— Dataset records —
┄┄┄┄┄┄

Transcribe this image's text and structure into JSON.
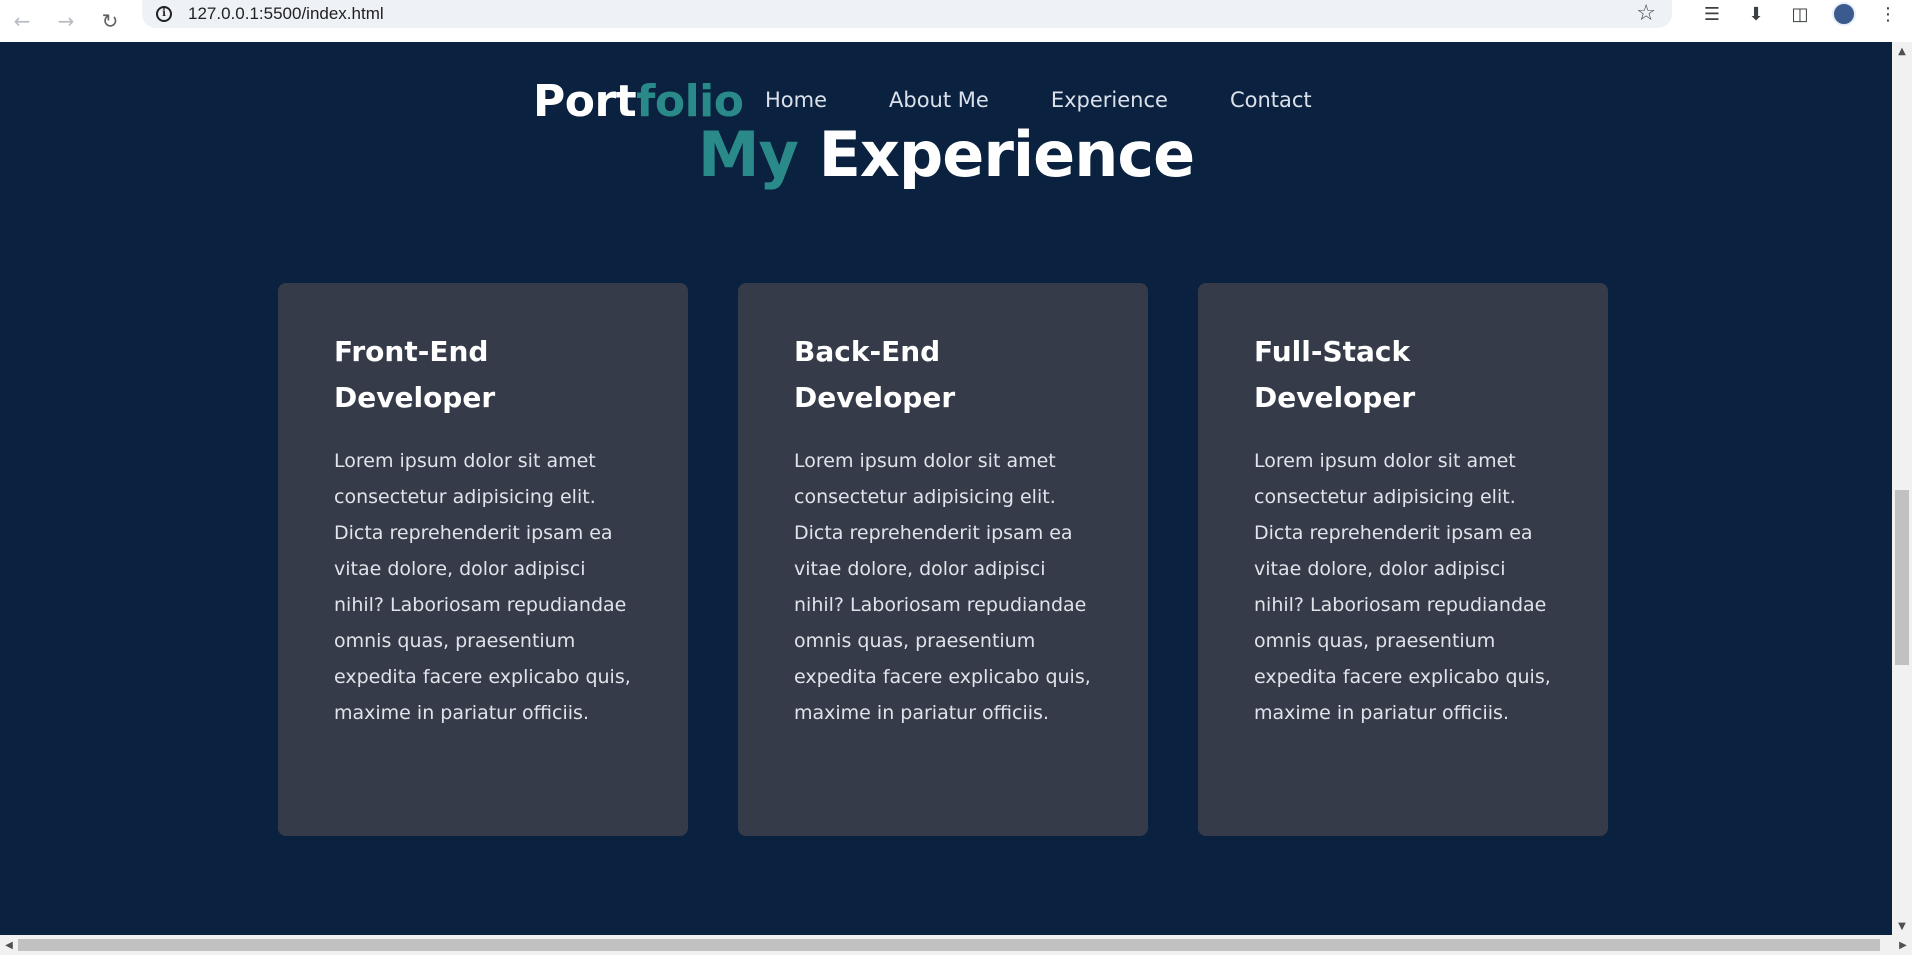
{
  "browser": {
    "url": "127.0.0.1:5500/index.html",
    "icons": [
      "back-arrow-icon",
      "forward-arrow-icon",
      "reload-icon",
      "site-info-icon",
      "bookmark-star-icon",
      "media-control-icon",
      "download-icon",
      "side-panel-icon",
      "profile-avatar-icon",
      "more-menu-icon"
    ]
  },
  "nav": {
    "logo_main": "Port",
    "logo_accent": "folio",
    "links": [
      "Home",
      "About Me",
      "Experience",
      "Contact"
    ]
  },
  "section": {
    "title_accent": "My",
    "title_main": "Experience"
  },
  "cards": [
    {
      "title": "Front-End Developer",
      "body": "Lorem ipsum dolor sit amet consectetur adipisicing elit. Dicta reprehenderit ipsam ea vitae dolore, dolor adipisci nihil? Laboriosam repudiandae omnis quas, praesentium expedita facere explicabo quis, maxime in pariatur officiis."
    },
    {
      "title": "Back-End Developer",
      "body": "Lorem ipsum dolor sit amet consectetur adipisicing elit. Dicta reprehenderit ipsam ea vitae dolore, dolor adipisci nihil? Laboriosam repudiandae omnis quas, praesentium expedita facere explicabo quis, maxime in pariatur officiis."
    },
    {
      "title": "Full-Stack Developer",
      "body": "Lorem ipsum dolor sit amet consectetur adipisicing elit. Dicta reprehenderit ipsam ea vitae dolore, dolor adipisci nihil? Laboriosam repudiandae omnis quas, praesentium expedita facere explicabo quis, maxime in pariatur officiis."
    }
  ],
  "colors": {
    "page_bg": "#0a2140",
    "card_bg": "#363b49",
    "accent": "#2a8a8a",
    "text": "#ffffff"
  }
}
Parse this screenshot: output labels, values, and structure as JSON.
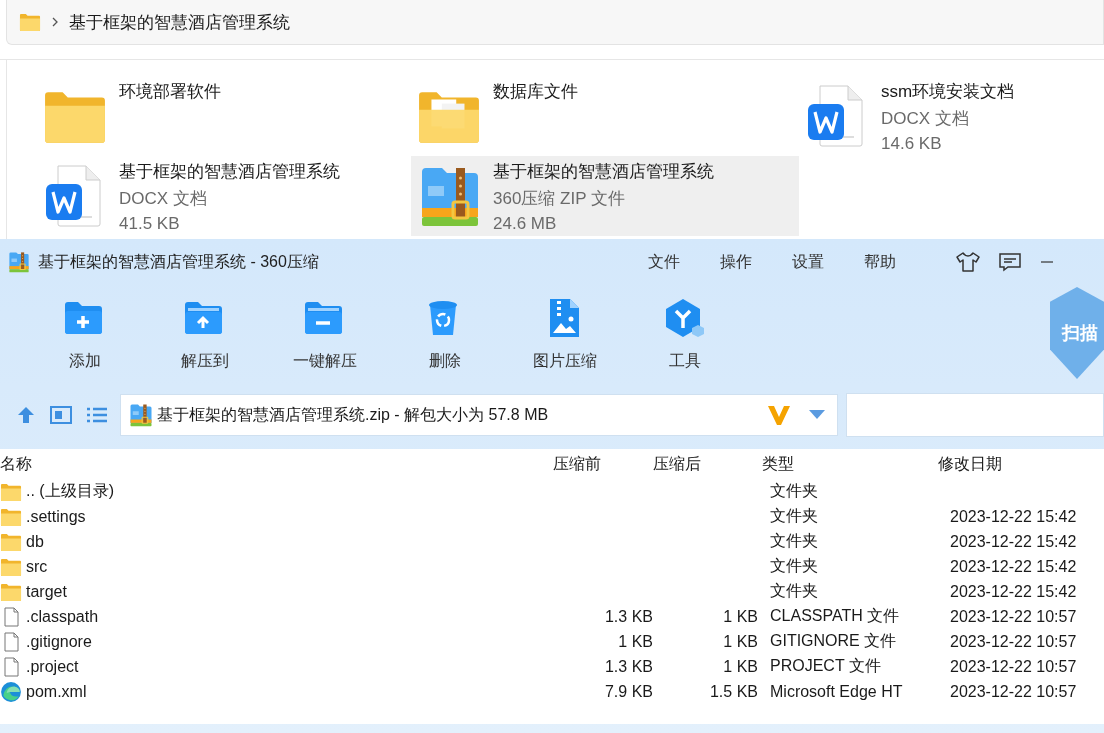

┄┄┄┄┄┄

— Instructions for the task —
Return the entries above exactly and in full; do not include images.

— Result below —
Transcribe this image's text and structure into JSON.
{
  "browser": {
    "url": "127.0.0.1:5500/index.html",
    "icons": [
      "back-arrow-icon",
      "forward-arrow-icon",
      "reload-icon",
      "site-info-icon",
      "bookmark-star-icon",
      "media-control-icon",
      "download-icon",
      "side-panel-icon",
      "profile-avatar-icon",
      "more-menu-icon"
    ]
  },
  "nav": {
    "logo_main": "Port",
    "logo_accent": "folio",
    "links": [
      "Home",
      "About Me",
      "Experience",
      "Contact"
    ]
  },
  "section": {
    "title_accent": "My",
    "title_main": "Experience"
  },
  "cards": [
    {
      "title": "Front-End Developer",
      "body": "Lorem ipsum dolor sit amet consectetur adipisicing elit. Dicta reprehenderit ipsam ea vitae dolore, dolor adipisci nihil? Laboriosam repudiandae omnis quas, praesentium expedita facere explicabo quis, maxime in pariatur officiis."
    },
    {
      "title": "Back-End Developer",
      "body": "Lorem ipsum dolor sit amet consectetur adipisicing elit. Dicta reprehenderit ipsam ea vitae dolore, dolor adipisci nihil? Laboriosam repudiandae omnis quas, praesentium expedita facere explicabo quis, maxime in pariatur officiis."
    },
    {
      "title": "Full-Stack Developer",
      "body": "Lorem ipsum dolor sit amet consectetur adipisicing elit. Dicta reprehenderit ipsam ea vitae dolore, dolor adipisci nihil? Laboriosam repudiandae omnis quas, praesentium expedita facere explicabo quis, maxime in pariatur officiis."
    }
  ],
  "colors": {
    "page_bg": "#0a2140",
    "card_bg": "#363b49",
    "accent": "#2a8a8a",
    "text": "#ffffff"
  }
}
Parse this screenshot: output labels, values, and structure as JSON.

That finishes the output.